    SYS-CON Events announced today that FalconStor Software® Inc., a 15-year innovator of software-defined storage solutions, will exhibit at SYS-CON's 18th International Cloud Expo®, which will take place on June 7-9, 2016, at the Javits Center in New York City, NY. FalconStor Software®, Inc. (NASDAQ: FALC) is a leading software-defined storage company offering a converged, hardware-agnostic, software-defined storage and data services platform. Its flagship solution FreeStor®, utilizes a horizonta...
    Silver Spring Networks, Inc. (NYSE: SSNI) extended its Internet of Things technology platform with performance enhancements to Gen5 – its fifth generation critical infrastructure networking platform.
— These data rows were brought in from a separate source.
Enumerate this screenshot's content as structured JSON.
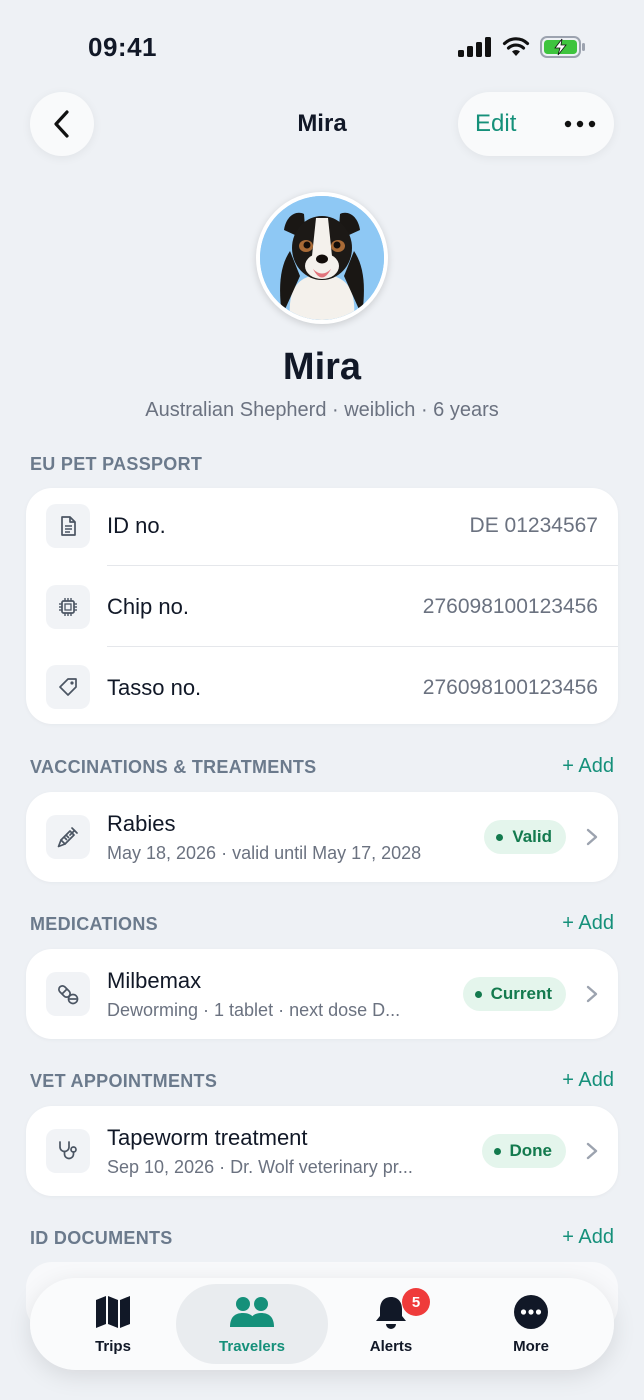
{
  "status_bar": {
    "time": "09:41"
  },
  "header": {
    "title": "Mira",
    "edit_label": "Edit"
  },
  "profile": {
    "name": "Mira",
    "subtitle": "Australian Shepherd · weiblich · 6 years"
  },
  "passport": {
    "section_label": "EU PET PASSPORT",
    "rows": [
      {
        "label": "ID no.",
        "value": "DE 01234567",
        "icon": "document-icon"
      },
      {
        "label": "Chip no.",
        "value": "276098100123456",
        "icon": "chip-icon"
      },
      {
        "label": "Tasso no.",
        "value": "276098100123456",
        "icon": "tag-icon"
      }
    ]
  },
  "vaccinations": {
    "section_label": "VACCINATIONS & TREATMENTS",
    "add_label": "+ Add",
    "item": {
      "title": "Rabies",
      "subtitle": "May 18, 2026 · valid until May 17, 2028",
      "badge": "Valid",
      "icon": "syringe-icon"
    }
  },
  "medications": {
    "section_label": "MEDICATIONS",
    "add_label": "+ Add",
    "item": {
      "title": "Milbemax",
      "subtitle": "Deworming · 1 tablet · next dose D...",
      "badge": "Current",
      "icon": "pill-icon"
    }
  },
  "vet_appointments": {
    "section_label": "VET APPOINTMENTS",
    "add_label": "+ Add",
    "item": {
      "title": "Tapeworm treatment",
      "subtitle": "Sep 10, 2026 · Dr. Wolf veterinary pr...",
      "badge": "Done",
      "icon": "stethoscope-icon"
    }
  },
  "id_documents": {
    "section_label": "ID DOCUMENTS",
    "add_label": "+ Add"
  },
  "tab_bar": {
    "tabs": [
      {
        "label": "Trips",
        "icon": "map-icon"
      },
      {
        "label": "Travelers",
        "icon": "people-icon",
        "active": true
      },
      {
        "label": "Alerts",
        "icon": "bell-icon",
        "badge": "5"
      },
      {
        "label": "More",
        "icon": "more-icon"
      }
    ]
  },
  "colors": {
    "background": "#eef1f5",
    "accent": "#15907a",
    "badge_green_bg": "#e4f5ec",
    "badge_green_text": "#137a4e",
    "alert_red": "#ef3b3b"
  }
}
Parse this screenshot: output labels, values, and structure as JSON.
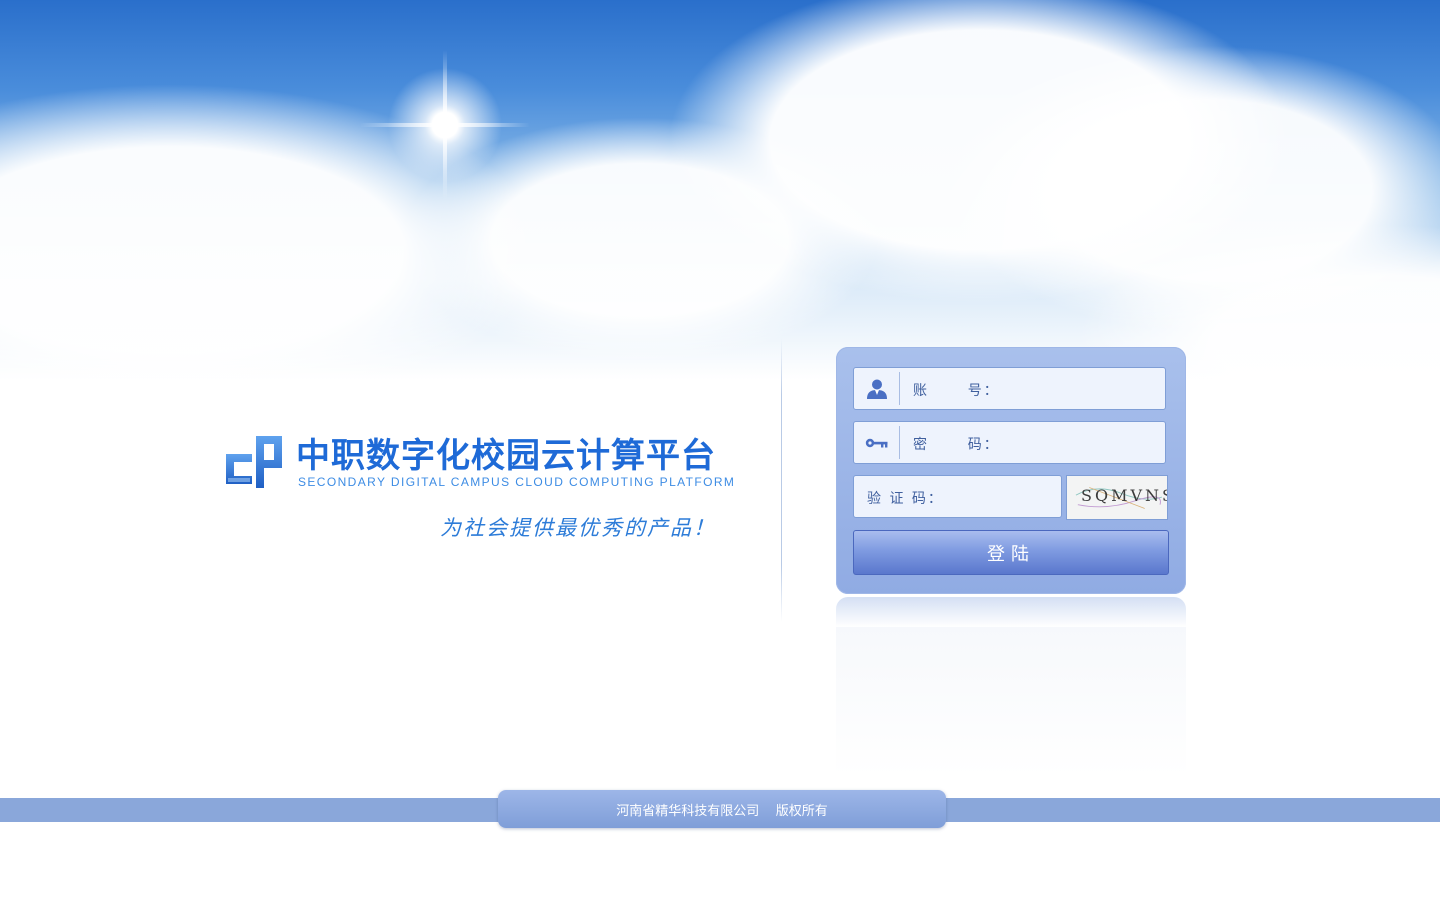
{
  "brand": {
    "title": "中职数字化校园云计算平台",
    "subtitle": "SECONDARY DIGITAL CAMPUS CLOUD COMPUTING PLATFORM",
    "slogan": "为社会提供最优秀的产品！"
  },
  "login": {
    "account_label": "账      号：",
    "account_value": "",
    "password_label": "密      码：",
    "password_value": "",
    "captcha_label": "验 证 码：",
    "captcha_value": "",
    "captcha_image_text": "SQMVNS",
    "submit_label": "登陆"
  },
  "icons": {
    "account": "user-icon",
    "password": "key-icon"
  },
  "colors": {
    "brand_blue": "#1e6ad7",
    "panel": "#a0b8ea",
    "button": "#6f8bd6",
    "footer": "#8aa7da"
  },
  "footer": {
    "copyright": "河南省精华科技有限公司    版权所有"
  }
}
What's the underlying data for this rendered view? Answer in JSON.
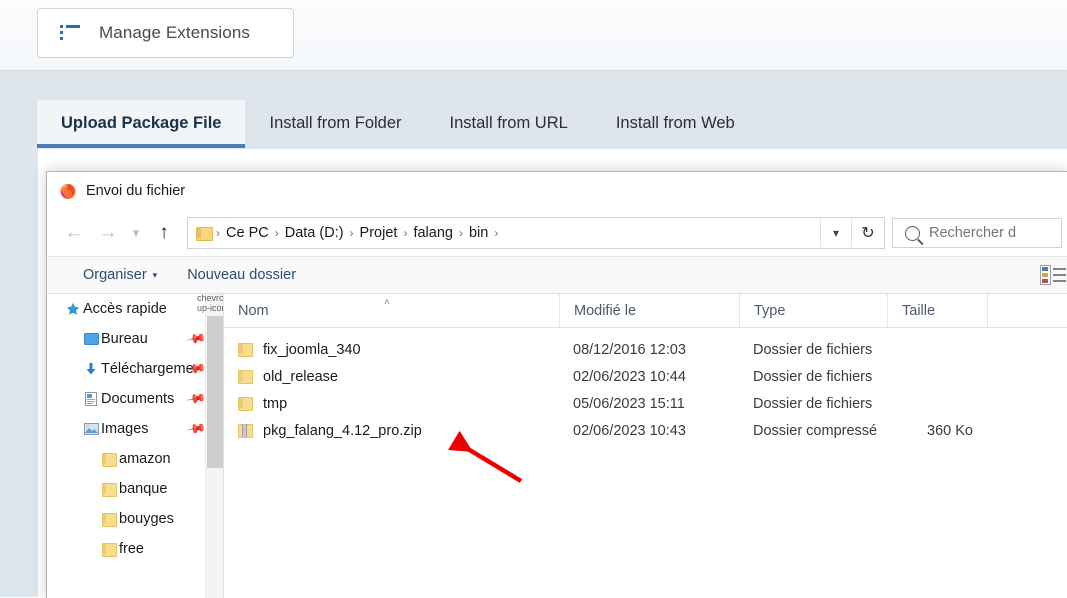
{
  "joomla": {
    "toolbar": {
      "manage_extensions_label": "Manage Extensions",
      "list_icon": "list-icon"
    },
    "tabs": [
      {
        "label": "Upload Package File",
        "active": true
      },
      {
        "label": "Install from Folder",
        "active": false
      },
      {
        "label": "Install from URL",
        "active": false
      },
      {
        "label": "Install from Web",
        "active": false
      }
    ]
  },
  "dialog": {
    "title": "Envoi du fichier",
    "app_icon": "firefox-icon",
    "nav": {
      "back_icon": "arrow-left-icon",
      "forward_icon": "arrow-right-icon",
      "history_icon": "chevron-down-icon",
      "up_icon": "arrow-up-icon",
      "refresh_icon": "refresh-icon",
      "address_dropdown_icon": "chevron-down-icon"
    },
    "breadcrumbs": [
      "Ce PC",
      "Data (D:)",
      "Projet",
      "falang",
      "bin"
    ],
    "breadcrumb_separator": "›",
    "search": {
      "placeholder": "Rechercher d",
      "icon": "search-icon"
    },
    "commands": {
      "organize_label": "Organiser",
      "organize_caret": "▾",
      "new_folder_label": "Nouveau dossier",
      "view_icon": "details-view-icon"
    },
    "nav_pane": {
      "items": [
        {
          "label": "Accès rapide",
          "icon": "star-icon",
          "level": 0,
          "pinned": false
        },
        {
          "label": "Bureau",
          "icon": "desktop-icon",
          "level": 1,
          "pinned": true
        },
        {
          "label": "Téléchargeme",
          "icon": "download-icon",
          "level": 1,
          "pinned": true
        },
        {
          "label": "Documents",
          "icon": "document-icon",
          "level": 1,
          "pinned": true
        },
        {
          "label": "Images",
          "icon": "picture-icon",
          "level": 1,
          "pinned": true
        },
        {
          "label": "amazon",
          "icon": "folder-icon",
          "level": 2,
          "pinned": false
        },
        {
          "label": "banque",
          "icon": "folder-icon",
          "level": 2,
          "pinned": false
        },
        {
          "label": "bouyges",
          "icon": "folder-icon",
          "level": 2,
          "pinned": false
        },
        {
          "label": "free",
          "icon": "folder-icon",
          "level": 2,
          "pinned": false
        }
      ],
      "scroll_up_icon": "chevron-up-icon"
    },
    "columns": {
      "name": "Nom",
      "modified": "Modifié le",
      "type": "Type",
      "size": "Taille",
      "sort_indicator": "˄"
    },
    "files": [
      {
        "name": "fix_joomla_340",
        "modified": "08/12/2016 12:03",
        "type": "Dossier de fichiers",
        "size": "",
        "icon": "folder-icon"
      },
      {
        "name": "old_release",
        "modified": "02/06/2023 10:44",
        "type": "Dossier de fichiers",
        "size": "",
        "icon": "folder-icon"
      },
      {
        "name": "tmp",
        "modified": "05/06/2023 15:11",
        "type": "Dossier de fichiers",
        "size": "",
        "icon": "folder-icon"
      },
      {
        "name": "pkg_falang_4.12_pro.zip",
        "modified": "02/06/2023 10:43",
        "type": "Dossier compressé",
        "size": "360 Ko",
        "icon": "zip-icon"
      }
    ]
  },
  "annotation": {
    "arrow_color": "#ee0000",
    "arrow_name": "red-pointer-arrow"
  },
  "colors": {
    "accent": "#4a7cb5",
    "page_background": "#dfe5ec",
    "tab_active_text": "#19334d",
    "link": "#2b4b72"
  }
}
Already delivering nearly 23 million devices on five continents as one of the leading networking providers in the market, Silver Spring announced it is doubling the maximum speed of its Gen5 network to up to 2.4 Mbps, increasing computational performance by 10x, supporting simultaneous mesh communic...
    The cloud promises new levels of agility and cost-savings for Big Data, data warehousing and analytics. But it’s challenging to understand all the options – from IaaS and PaaS to newer services like HaaS (Hadoop as a Service) and BDaaS (Big Data as a Service). In her session at @BigDataExpo at @ThingsExpo, Hannah Smalltree, a director at Cazena, will provide an educational overview of emerging “as-a-service” options for Big Data in the cloud. This is critical background for IT and data profes...
    Eighty percent of a data scientist’s time is spent gathering and cleaning up data, and 80% of all data is unstructured and almost never analyzed. Cognitive computing, in combination with Big Data, is changing the equation by creating data reservoirs and using natural language processing to enable analysis of unstructured data sources. This is impacting every aspect of the analytics profession from how data is mined (and by whom) to how it is delivered. This is not some futuristic vision: it's ha...
    With the Apple Watch making its way onto wrists all over the world, it’s only a matter of time before it becomes a staple in the workplace. In fact, Forrester reported that 68 percent of technology and business decision-makers characterize wearables as a top priority for 2015. Recognizing their business value early on, FinancialForce.com was the first to bring ERP to wearables, helping streamline communication across front and back office functions. In his session at @ThingsExpo, Kevin Roberts...
    Cognitive Computing is becoming the foundation for a new generation of solutions that have the potential to transform business. Unlike traditional approaches to building solutions, a cognitive computing approach allows the data to help determine the way applications are designed. This contrasts with conventional software development that begins with defining logic based on the current way a business operates. In her session at 18th Cloud Expo, Judith S. Hurwitz, President and CEO of Hurwitz & ...
    One of the bewildering things about DevOps is integrating the massive toolchain including the dozens of new tools that seem to crop up every year. Part of DevOps is Continuous Delivery and having a complex toolchain can add additional integration and setup to your developer environment. In his session at @DevOpsSummit at 18th Cloud Expo, Miko Matsumura, Chief Marketing Officer of Gradle Inc., will discuss which tools to use in a developer stack, how to provision the toolchain to minimize onboa...